(Collection entries)
----------------
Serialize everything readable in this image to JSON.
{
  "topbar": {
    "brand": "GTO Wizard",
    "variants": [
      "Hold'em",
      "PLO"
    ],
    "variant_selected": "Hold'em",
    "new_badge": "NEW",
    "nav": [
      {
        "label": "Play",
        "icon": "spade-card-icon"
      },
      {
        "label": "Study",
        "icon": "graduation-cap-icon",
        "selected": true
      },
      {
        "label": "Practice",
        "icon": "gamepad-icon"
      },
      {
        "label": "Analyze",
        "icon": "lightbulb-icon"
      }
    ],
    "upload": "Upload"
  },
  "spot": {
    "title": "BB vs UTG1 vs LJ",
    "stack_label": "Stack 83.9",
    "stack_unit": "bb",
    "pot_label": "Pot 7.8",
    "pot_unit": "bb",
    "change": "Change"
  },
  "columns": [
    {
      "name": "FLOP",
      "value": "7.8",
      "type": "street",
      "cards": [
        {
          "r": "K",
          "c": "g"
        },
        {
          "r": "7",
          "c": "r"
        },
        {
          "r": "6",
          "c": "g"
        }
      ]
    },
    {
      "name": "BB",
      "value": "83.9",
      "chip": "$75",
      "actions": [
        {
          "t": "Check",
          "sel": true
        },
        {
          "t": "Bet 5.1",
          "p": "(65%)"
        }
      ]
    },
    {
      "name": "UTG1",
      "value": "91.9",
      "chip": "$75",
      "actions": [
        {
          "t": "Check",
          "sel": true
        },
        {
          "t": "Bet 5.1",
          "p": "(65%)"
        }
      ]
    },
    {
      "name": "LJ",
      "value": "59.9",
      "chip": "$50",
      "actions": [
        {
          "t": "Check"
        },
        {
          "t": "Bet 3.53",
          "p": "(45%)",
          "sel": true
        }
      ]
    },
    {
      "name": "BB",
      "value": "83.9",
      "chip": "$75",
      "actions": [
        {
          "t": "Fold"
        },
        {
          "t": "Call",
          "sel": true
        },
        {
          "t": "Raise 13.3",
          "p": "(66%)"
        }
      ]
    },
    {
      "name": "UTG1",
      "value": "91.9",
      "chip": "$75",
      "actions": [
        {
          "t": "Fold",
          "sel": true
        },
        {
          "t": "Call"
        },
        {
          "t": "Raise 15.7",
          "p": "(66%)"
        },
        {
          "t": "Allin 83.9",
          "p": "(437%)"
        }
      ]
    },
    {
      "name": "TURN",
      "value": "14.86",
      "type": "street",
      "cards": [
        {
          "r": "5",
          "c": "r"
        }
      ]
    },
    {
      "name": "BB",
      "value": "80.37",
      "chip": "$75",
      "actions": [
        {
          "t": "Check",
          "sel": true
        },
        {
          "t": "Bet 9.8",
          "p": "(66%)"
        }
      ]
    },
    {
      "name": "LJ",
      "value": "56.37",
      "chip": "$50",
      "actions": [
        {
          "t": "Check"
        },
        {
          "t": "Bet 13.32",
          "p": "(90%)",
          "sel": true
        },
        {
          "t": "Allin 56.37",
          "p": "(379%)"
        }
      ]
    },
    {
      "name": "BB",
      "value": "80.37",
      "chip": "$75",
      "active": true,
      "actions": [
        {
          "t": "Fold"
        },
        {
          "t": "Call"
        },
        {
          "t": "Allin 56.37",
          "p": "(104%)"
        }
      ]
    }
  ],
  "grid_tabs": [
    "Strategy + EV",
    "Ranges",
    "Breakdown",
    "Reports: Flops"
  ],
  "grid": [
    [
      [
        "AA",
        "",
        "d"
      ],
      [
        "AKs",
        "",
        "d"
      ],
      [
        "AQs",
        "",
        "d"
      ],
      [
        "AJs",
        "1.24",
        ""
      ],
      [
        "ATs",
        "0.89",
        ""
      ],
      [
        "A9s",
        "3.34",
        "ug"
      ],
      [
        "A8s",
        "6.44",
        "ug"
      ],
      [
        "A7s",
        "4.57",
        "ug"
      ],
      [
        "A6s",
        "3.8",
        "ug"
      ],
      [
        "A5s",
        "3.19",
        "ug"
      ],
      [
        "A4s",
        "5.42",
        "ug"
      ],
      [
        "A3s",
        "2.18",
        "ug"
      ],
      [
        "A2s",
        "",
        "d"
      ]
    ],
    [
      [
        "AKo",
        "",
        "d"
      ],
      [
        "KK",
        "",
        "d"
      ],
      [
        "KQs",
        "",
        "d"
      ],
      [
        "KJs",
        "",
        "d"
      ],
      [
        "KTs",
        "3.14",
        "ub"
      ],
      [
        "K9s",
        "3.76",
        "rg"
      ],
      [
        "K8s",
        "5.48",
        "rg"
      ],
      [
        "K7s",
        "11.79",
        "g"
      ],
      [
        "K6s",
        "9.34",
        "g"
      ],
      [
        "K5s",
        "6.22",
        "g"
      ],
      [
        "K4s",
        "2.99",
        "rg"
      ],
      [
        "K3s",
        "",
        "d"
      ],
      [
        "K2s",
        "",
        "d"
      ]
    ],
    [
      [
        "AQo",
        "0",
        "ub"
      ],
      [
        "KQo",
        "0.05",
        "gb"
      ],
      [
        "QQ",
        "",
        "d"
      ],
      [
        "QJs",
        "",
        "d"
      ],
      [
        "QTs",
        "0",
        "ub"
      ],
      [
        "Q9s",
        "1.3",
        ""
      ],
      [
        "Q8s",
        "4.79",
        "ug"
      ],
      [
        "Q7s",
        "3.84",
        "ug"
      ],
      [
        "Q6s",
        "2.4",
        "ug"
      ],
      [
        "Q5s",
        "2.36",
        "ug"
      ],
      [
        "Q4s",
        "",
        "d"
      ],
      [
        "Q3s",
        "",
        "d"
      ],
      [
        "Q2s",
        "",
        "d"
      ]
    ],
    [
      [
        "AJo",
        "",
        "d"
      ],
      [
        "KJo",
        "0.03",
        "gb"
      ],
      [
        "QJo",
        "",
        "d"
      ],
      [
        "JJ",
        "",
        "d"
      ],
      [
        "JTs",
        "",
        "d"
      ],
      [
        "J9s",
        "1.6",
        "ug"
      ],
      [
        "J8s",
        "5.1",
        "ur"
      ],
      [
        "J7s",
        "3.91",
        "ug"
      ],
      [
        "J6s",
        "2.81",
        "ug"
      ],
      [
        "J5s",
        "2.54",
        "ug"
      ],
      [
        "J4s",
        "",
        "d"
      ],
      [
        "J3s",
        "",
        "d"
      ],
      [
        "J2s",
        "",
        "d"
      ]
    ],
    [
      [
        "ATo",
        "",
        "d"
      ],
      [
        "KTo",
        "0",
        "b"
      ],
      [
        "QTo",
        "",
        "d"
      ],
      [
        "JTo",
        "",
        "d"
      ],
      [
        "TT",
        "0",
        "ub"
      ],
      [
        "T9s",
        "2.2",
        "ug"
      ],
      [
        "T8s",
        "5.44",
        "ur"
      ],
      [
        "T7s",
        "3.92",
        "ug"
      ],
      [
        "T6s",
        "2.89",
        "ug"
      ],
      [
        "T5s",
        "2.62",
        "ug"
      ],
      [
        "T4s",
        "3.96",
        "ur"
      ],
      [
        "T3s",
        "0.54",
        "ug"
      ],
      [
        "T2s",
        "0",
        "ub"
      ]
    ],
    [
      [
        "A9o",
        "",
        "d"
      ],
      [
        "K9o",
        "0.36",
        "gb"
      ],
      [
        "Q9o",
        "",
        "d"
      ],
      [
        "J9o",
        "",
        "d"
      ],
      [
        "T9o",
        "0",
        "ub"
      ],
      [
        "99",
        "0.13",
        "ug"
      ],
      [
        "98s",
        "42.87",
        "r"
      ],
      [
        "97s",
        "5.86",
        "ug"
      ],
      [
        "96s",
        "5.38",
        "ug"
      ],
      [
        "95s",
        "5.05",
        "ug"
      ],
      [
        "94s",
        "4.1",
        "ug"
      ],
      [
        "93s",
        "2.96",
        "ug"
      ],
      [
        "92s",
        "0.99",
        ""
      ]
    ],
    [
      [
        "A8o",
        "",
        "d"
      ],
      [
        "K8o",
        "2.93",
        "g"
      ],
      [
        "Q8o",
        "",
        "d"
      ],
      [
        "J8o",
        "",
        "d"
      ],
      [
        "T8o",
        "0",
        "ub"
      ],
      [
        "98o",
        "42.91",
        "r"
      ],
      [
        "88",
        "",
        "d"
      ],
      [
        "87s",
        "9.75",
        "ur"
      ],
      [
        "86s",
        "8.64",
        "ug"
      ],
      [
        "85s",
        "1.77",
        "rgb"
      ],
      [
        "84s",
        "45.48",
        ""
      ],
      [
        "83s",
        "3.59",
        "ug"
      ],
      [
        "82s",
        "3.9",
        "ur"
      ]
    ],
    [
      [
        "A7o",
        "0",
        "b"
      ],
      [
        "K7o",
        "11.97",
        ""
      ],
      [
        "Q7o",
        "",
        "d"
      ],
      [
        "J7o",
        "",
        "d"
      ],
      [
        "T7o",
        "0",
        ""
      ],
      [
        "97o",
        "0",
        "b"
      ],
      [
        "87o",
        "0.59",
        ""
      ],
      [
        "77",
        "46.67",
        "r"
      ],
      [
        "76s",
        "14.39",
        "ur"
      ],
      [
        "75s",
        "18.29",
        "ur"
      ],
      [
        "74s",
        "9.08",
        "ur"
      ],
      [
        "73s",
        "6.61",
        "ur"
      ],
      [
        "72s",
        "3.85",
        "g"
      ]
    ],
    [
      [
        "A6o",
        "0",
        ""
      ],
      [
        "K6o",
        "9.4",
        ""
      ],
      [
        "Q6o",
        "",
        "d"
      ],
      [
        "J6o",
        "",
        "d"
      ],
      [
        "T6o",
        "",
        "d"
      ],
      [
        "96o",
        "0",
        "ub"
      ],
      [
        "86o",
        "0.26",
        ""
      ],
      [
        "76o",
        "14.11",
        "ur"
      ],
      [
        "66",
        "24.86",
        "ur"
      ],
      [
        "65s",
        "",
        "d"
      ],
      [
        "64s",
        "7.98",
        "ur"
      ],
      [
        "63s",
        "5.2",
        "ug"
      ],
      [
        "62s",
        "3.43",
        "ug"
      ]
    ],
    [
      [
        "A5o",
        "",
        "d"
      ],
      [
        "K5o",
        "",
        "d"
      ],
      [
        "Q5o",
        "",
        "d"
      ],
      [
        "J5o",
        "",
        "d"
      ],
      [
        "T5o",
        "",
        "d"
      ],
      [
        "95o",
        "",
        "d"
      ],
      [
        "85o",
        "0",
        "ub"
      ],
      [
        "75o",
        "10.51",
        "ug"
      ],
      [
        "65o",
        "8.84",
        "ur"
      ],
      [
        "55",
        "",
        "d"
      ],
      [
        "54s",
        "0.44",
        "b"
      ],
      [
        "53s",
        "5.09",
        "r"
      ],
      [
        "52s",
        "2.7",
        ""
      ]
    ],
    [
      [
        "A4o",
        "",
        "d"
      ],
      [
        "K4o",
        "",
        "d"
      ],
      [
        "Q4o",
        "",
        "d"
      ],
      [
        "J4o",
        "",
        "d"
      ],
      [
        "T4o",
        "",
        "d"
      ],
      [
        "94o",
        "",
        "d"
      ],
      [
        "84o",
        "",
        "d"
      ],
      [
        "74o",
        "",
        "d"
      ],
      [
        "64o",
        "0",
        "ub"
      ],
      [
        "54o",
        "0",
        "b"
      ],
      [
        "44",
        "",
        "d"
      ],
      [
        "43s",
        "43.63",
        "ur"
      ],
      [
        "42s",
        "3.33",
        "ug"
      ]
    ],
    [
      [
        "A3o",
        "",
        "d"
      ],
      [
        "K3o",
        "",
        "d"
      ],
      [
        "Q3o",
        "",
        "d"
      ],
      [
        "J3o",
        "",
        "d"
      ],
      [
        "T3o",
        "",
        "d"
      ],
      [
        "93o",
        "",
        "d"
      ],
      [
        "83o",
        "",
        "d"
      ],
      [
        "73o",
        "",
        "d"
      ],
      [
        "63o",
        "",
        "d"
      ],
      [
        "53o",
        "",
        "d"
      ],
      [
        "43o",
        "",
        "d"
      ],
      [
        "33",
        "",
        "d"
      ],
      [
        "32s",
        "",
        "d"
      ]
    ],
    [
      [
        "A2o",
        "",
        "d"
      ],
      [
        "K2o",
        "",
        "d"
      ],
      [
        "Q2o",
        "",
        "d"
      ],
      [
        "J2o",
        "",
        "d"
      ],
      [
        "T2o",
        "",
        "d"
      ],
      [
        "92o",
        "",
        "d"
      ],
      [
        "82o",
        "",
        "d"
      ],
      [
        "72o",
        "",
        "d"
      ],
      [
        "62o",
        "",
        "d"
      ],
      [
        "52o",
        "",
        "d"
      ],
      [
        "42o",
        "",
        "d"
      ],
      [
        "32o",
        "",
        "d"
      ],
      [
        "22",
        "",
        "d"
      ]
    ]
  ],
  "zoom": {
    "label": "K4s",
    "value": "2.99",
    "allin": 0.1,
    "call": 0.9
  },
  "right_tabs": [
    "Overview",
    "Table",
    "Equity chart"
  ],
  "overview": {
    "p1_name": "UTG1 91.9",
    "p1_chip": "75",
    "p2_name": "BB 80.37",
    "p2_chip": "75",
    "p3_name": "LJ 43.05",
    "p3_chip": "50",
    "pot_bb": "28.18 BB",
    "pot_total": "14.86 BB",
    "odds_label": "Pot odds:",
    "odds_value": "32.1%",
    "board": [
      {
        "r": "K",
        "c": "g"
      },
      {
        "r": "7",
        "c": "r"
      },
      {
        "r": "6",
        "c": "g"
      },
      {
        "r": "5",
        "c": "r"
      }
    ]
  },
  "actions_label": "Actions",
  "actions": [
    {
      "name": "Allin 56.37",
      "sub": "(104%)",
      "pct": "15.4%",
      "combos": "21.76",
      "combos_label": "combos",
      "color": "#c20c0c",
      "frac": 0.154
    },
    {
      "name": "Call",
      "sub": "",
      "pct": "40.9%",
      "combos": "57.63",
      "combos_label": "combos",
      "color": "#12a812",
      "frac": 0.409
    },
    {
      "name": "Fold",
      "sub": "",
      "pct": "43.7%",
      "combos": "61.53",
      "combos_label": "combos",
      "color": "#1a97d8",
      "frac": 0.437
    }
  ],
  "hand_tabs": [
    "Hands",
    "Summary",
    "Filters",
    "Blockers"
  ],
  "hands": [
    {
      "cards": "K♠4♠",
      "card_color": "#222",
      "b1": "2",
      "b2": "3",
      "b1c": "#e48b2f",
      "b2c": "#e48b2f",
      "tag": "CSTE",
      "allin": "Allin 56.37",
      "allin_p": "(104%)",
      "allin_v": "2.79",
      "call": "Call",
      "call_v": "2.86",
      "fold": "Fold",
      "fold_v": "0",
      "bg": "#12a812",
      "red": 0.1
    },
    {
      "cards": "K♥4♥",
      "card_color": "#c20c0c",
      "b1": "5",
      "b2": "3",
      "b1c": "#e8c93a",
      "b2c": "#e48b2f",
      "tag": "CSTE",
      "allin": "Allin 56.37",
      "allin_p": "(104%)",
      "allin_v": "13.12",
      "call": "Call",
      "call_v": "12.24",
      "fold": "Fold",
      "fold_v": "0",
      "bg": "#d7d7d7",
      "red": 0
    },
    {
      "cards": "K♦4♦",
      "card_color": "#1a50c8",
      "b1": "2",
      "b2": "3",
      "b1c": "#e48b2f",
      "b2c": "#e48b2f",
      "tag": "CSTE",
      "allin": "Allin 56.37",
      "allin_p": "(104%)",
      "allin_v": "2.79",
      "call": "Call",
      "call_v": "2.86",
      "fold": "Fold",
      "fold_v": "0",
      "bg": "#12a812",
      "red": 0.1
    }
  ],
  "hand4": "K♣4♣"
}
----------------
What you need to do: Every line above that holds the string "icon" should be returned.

Completed task:
        "icon": "spade-card-icon"
        "icon": "graduation-cap-icon",
        "icon": "gamepad-icon"
        "icon": "lightbulb-icon"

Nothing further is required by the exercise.